Five Must-Have Legal Documents

No two financial situations are exactly the same, and yet virtually every adult should have certain legal documents in place. In this post, we’re listing five important types of legal documents, along with the reasons they’re important to strategically complete.

Guardianship Documents

If you have young children or children who aren’t yet legal adults, it’s crucial that you legally document who should finish raising them and make key decisions about their health, education and more if you no longer can. You may have already thought about who would be the best guardian for them, long-term, such as a sister who lives in another state. You’ll also then need to list who should care for your children in the short-term, perhaps right after your death, before arrangements could be made for your sister to get them. After creating this guardianship document, keep the highlights of this information in your wallet and write out detailed instructions to help the person or people to whom you’d entrust your children.

Here are tips on choosing the best guardian for your child.

Health Care Power of Attorney

No one plans to become sick, but people of all ages can become too ill to make their own medical and health care decisions. The health care power of attorney document allows you to choose whom you’d like to have as your representative if you are unable to communicate or make your own medical decisions. Clearly, you need this person to be a responsible one, someone who will honor your wishes as best as circumstances allow.

Don’t confuse this document with a living will (more about that later). The living will is applicable only when a person is determined to be permanently unconscious, terminally ill, or seriously incapacitated by another similar reason as provided for by laws in your state. If you are temporarily unconscious or otherwise temporarily unable to communicate, then the person you designate in your living will cannot make health care decisions for you. For that, you need a medical power of attorney.

Financial Power of Attorney

If you are unable to manage your own financial needs, perhaps because you’re hospitalized, a financial power of attorney allows your designated person to make financial and legal decisions for you. He or she can access your bank accounts, pay your bills and more. Once again, this is a crucial document to complete and sign, after carefully selecting the right person. This document is important for everyone to have, and even more so if you have children or are a caretaker for other people.

With this document, carefully consider when you want it to go into effect. Maybe you always want your spouse to be able to manage your financial and legal affairs; if so, make sure that you designate this power of attorney to be “durable” so it won’t stop being in effect if/when you become incapacitated. Conversely, you can create a document that only goes into effect when you become incapacitated.

Living Will

A living will is an advance directive that allows people to share their wishes for medical care when entering the end stage of their lives. This allows doctors and hospitals to know how to proceed after someone can no longer communicate his or her wishes.
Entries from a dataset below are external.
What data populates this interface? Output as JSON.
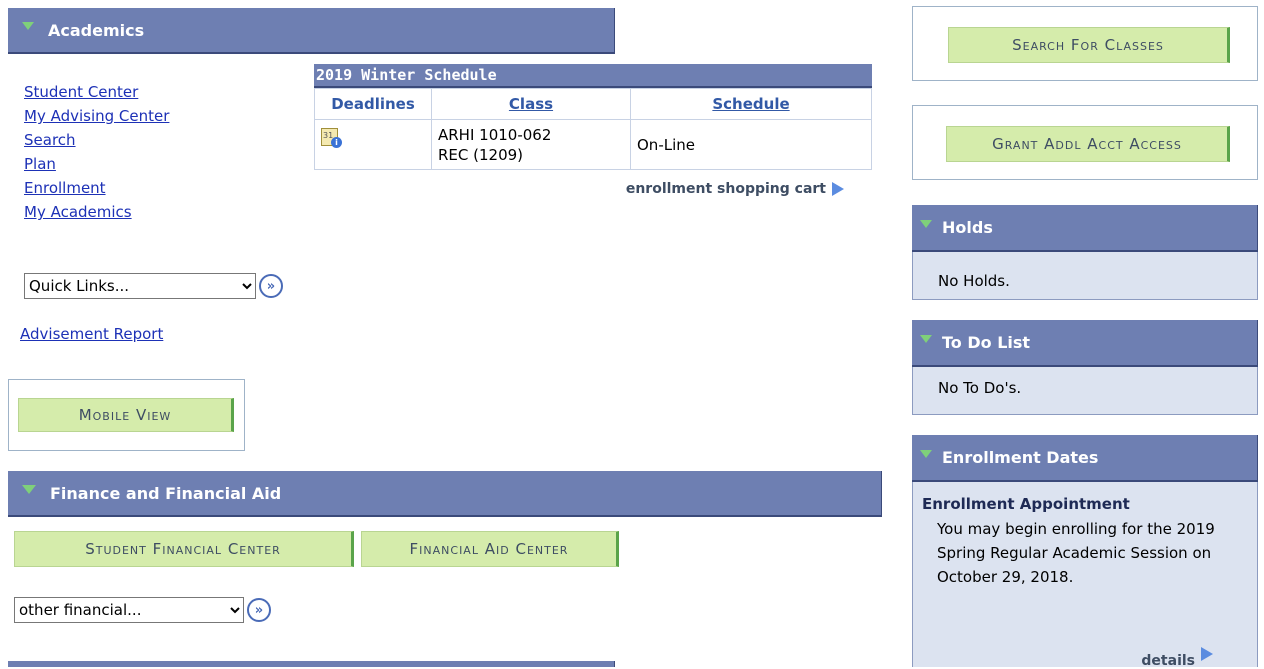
{
  "academics": {
    "header": "Academics",
    "nav": [
      "Student Center",
      "My Advising Center",
      "Search",
      "Plan",
      "Enrollment",
      "My Academics"
    ],
    "quick_links": "Quick Links...",
    "advisement_report": "Advisement Report",
    "mobile_view": "Mobile View"
  },
  "schedule": {
    "title": "2019 Winter Schedule",
    "headers": [
      "Deadlines",
      "Class",
      "Schedule"
    ],
    "rows": [
      {
        "class_line1": "ARHI 1010-062",
        "class_line2": "REC (1209)",
        "schedule": "On-Line"
      }
    ],
    "cart_link": "enrollment shopping cart"
  },
  "finance": {
    "header": "Finance and Financial Aid",
    "student_financial_center": "Student Financial Center",
    "financial_aid_center": "Financial Aid Center",
    "other_financial": "other financial..."
  },
  "right": {
    "search_for_classes": "Search For Classes",
    "grant_access": "Grant Addl Acct Access",
    "holds": {
      "header": "Holds",
      "text": "No Holds."
    },
    "todo": {
      "header": "To Do List",
      "text": "No To Do's."
    },
    "enrollment_dates": {
      "header": "Enrollment Dates",
      "subheader": "Enrollment Appointment",
      "text": "You may begin enrolling for the 2019 Spring Regular Academic Session on October 29, 2018.",
      "details": "details"
    }
  },
  "colors": {
    "header_bg": "#6e7fb2",
    "button_bg": "#d5ecab",
    "link": "#1d31b6",
    "panel_bg": "#dce3f0"
  }
}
This document also helps family members to be clear about what, exactly, a loved one’s end-of-life wishes are. Without this document, doctors and family members are left in the precarious position of needing to guess preferences. When people disagree, the situation can get contentious, even to the point of becoming a matter for courts to decide.
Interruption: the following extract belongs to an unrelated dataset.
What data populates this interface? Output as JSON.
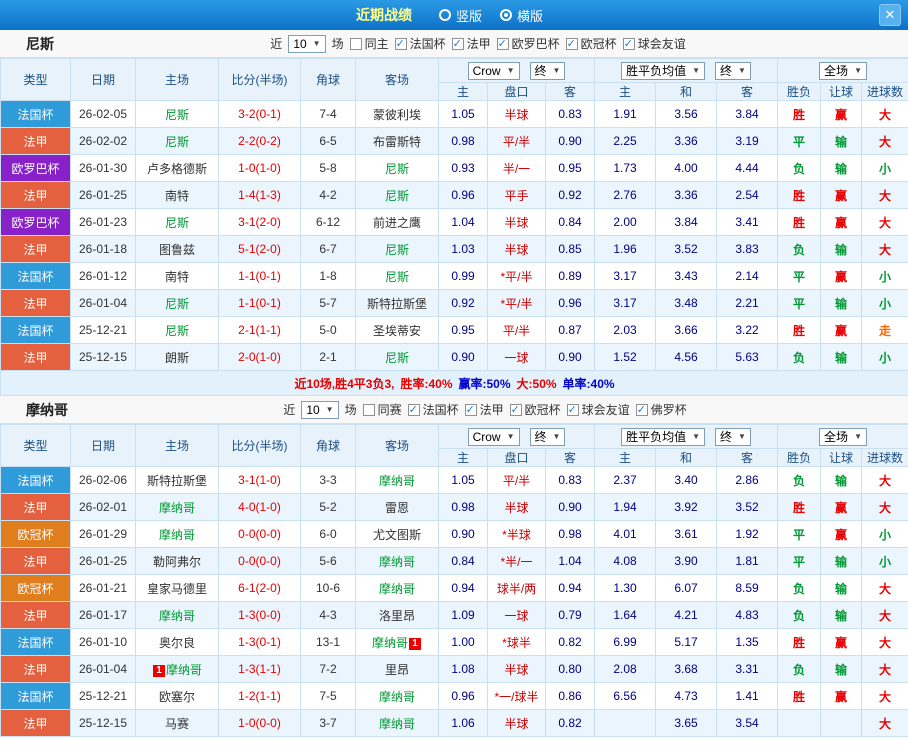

Many people desire to have palliative care, which means that if they are in pain, doctors can take measures to reduce and manage symptoms and suffering. A bigger question when creating a living will, typically, is whether or not you want extraordinary measures taken. For example, if doctors determine you need CPR to be rescuitated, do you want that procedure to be performed?

Last Will and Testament

Finally, be sure to draft a will that specifies who should inherit your possessions, including your money, your home/other properties, furniture, jewelry and other possessions or assets. People who inherit are considered your beneficiaries, and you need to be very specific about what goes to whom. You will also need to carefully consider your choice of executor; this person will need to carry out the specifics of your will. You can choose to hire an attorney or a bank to perform these duties for a fee. If you are instead selecting a family member or friend, be clear about whether or not he or she will be compensated and, if so, how. Your will needs to be witnessed, with the specifics varying by state. Keep your will in a place that’s safe, but easily accessible by those who will need to have the document quickly after your death.

U.S. Legal Services Can Help!

The reality is that all adults benefit from four out of five of the types of legal documents described in this post, with parents benefitting from all five. State laws vary, though, and sometimes legal requirements can be confusing.

You can help your employees protect themselves and their families through a group legal plan. A voluntary group legal benefits plan allows your employees to effectively manage their legal issues, and stay focused on their work. This can lead to:

  • better job performance
  • less wasted time on the job
  • lower healthcare issues
  • less absenteeism
  • reduced stress
  • and more

Here, you can discover how a legal benefits plan can help you build a better workforce. If you have questions or are ready to get started, simply contact us online or email or call 1.800.356.LAWS today.